[Nothing connects better with a group of strangers than to make far-fetched statements everyone knows aren't true.] 

"And we are inside a system of humiliation from which there is no escape for us."

[Well, there's a red flag -- she missed taking some kind of medication the day she gave this speech.]

"Every eighteen seconds a woman is being beaten. There is nothing abstract about it. It is happening right now as I am speaking. And it is happening for a simple reason. There is nothing complex and difficult about the reason. Men are doing it, because of the kind of power that men have over women."

[Nice! It's not the tiny percentage of men who are actually rapists who rape, it's "men," which includes the vast majority who would never dream of committing rape. But why quibble over a little thing like that? If she wants to call me a rapist, as a feminist icon, she would know.]

". . . .men believe they have the right to force sex, which they don't call rape."

[Yeah, because every time I pin my wife to the floor and force my penis inside her against her will -- you know, pretty much a daily thing depending on how much I want to "get some" -- I get so-o-o pissed off when she calls me a "rapist"!  I am NOT a rapist! I'm a man!]

". . . . you're turned into little soldier boys from the day that you are born and everything that you learn about how to avoid the humanity of women becomes part of the militarism of the country in which you live and the world in which you live. It is also part of the economy that you frequently claim to protest."

[It's my understanding that Rod Serling of Twilight Zone-fame scripted this part of the speech for her.  I know what you're thinking, it gives "unintelligible" new meaning. But, hey, remember, she missed taking her medication.]
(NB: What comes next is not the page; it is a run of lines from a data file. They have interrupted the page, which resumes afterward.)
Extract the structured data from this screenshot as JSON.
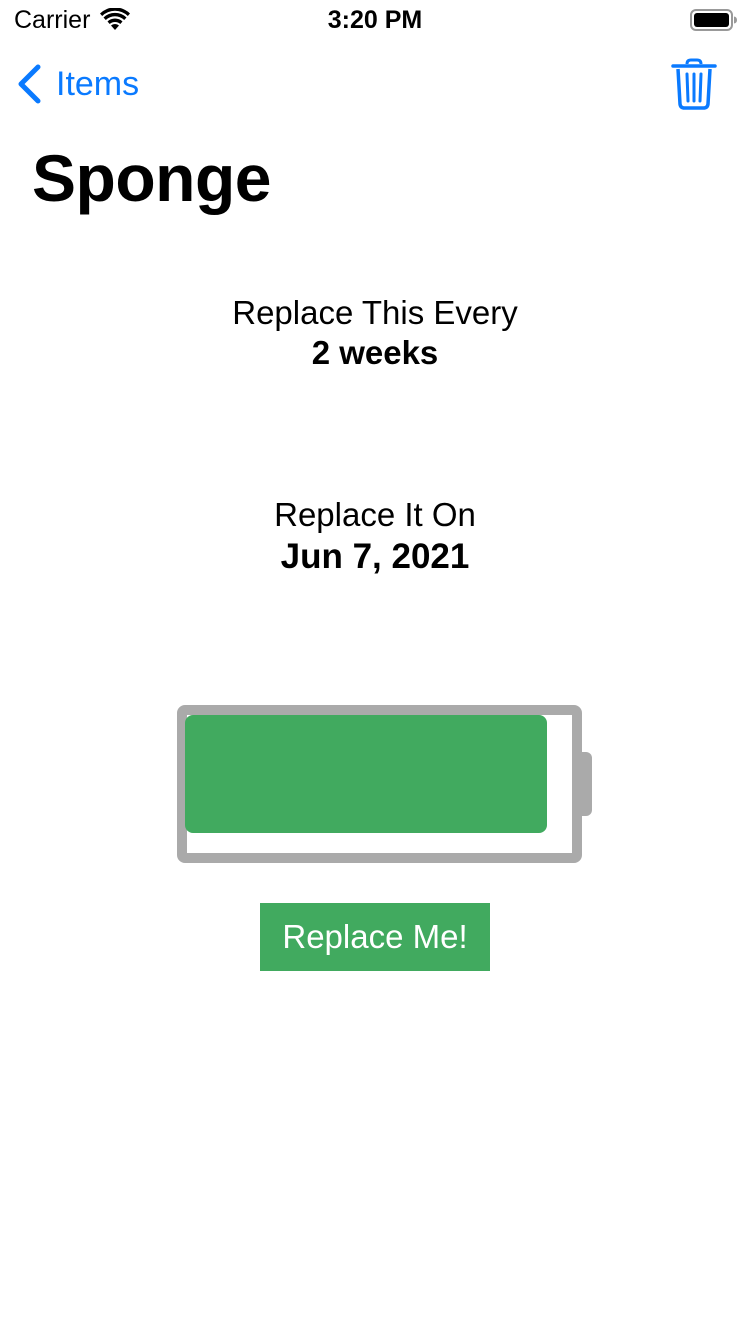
{
  "status_bar": {
    "carrier": "Carrier",
    "time": "3:20 PM",
    "wifi_icon": "wifi-icon",
    "battery_icon": "battery-full-icon"
  },
  "nav": {
    "back_label": "Items",
    "back_icon": "chevron-left-icon",
    "trash_icon": "trash-icon",
    "accent_color": "#0a7aff"
  },
  "page": {
    "title": "Sponge"
  },
  "frequency": {
    "label": "Replace This Every",
    "value": "2 weeks"
  },
  "replace_date": {
    "label": "Replace It On",
    "value": "Jun 7, 2021"
  },
  "battery": {
    "level": 1.0,
    "fill_color": "#41aa5f",
    "frame_color": "#aaaaaa"
  },
  "actions": {
    "replace_label": "Replace Me!",
    "replace_color": "#41aa5f"
  }
}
"I think that you rightly perceive--without being willing to face it politically--that men are very dangerous: because you are."

[Ah, Andrea, you're a woman after my own heart!  Finally, someone willing to speak the truth about me! Here I come, ladies -- clear the sidewalks -- hide, cause I might just rape you!  If only all women would respect me like Andrea does.]
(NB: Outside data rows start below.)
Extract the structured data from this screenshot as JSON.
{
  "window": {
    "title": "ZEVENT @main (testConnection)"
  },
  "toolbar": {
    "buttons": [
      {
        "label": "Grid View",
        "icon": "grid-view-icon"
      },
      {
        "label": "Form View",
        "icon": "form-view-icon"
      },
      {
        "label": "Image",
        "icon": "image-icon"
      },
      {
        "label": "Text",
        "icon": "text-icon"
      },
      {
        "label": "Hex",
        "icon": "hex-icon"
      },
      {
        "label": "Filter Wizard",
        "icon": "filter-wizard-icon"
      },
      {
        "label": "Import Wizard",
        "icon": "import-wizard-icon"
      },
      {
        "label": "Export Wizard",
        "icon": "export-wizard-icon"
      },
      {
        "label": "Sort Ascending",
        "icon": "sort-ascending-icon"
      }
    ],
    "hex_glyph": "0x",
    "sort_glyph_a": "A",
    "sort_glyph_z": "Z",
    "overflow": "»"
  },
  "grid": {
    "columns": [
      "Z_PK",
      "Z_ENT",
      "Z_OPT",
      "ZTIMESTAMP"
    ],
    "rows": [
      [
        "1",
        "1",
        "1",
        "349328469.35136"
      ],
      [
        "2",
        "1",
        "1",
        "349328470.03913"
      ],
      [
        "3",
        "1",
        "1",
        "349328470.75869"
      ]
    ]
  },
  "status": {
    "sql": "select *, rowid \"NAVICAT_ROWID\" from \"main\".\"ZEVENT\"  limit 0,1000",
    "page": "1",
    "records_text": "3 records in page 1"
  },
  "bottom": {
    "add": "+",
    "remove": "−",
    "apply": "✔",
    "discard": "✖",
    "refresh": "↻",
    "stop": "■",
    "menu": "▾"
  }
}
"The men's movement seems to stay stuck on [the fact] that men don't really feel very good about themselves. How could you?"

[You tell 'em, sister!]

"The things the men's movement has wanted are things worth having. Intimacy is worth having. Tenderness is worth having. Cooperation is worth having. A real emotional life is worth having. But you can't have them in a world with rape. Ending homophobia is worth doing. But you can't do it in a world with rape. Rape stands in the way of each and every one of those things you say you want. And by rape you know what I mean. A judge does not have to walk into this room and say that according to statute such and such these are the elements of proof. We're talking about any kind of coerced sex, including sex coerced by poverty."

[Yeah, who needs some stupid law to tell me I'm a rapist? I'm a man, and that's all you need to know. And "coerced by poverty"?  Say what? Ever wonder where the colleges get their ideas about how to define sexual assault?]

"Have you ever wondered why we are not just in armed combat against you? It's not because there's a shortage of kitchen knives in this country. It is because we believe in your humanity, against all the evidence."

[No, no, no--don't say you believe in my humanity--I am so unworthy!]

The shame of men in front of women is, I think, an appropriate response both to what men do do and to what men do not do. I think you should be ashamed.

[I am such a wretch -- because I have a penis.]

So, the young women at Marshall University are studying using Dworkin's "Truce" to write how they'd like their wretched male classmates, and men in general, to change. 

You tell us, sisters!

The professor reveals that the point of the exercise is to demonstrate the futility of calling for such a truce. Why is that? "We can't have a 24-hour truce with rape, it's impossible, which is such a sad thing. We can't have a truce with no violence, we can't have a truce with no rape, we can't have one with no cruelty but we want that and the fact that we can't have these simply things show some of the major problems in our society"

Why can't we have those things? It's not hard to guess: men.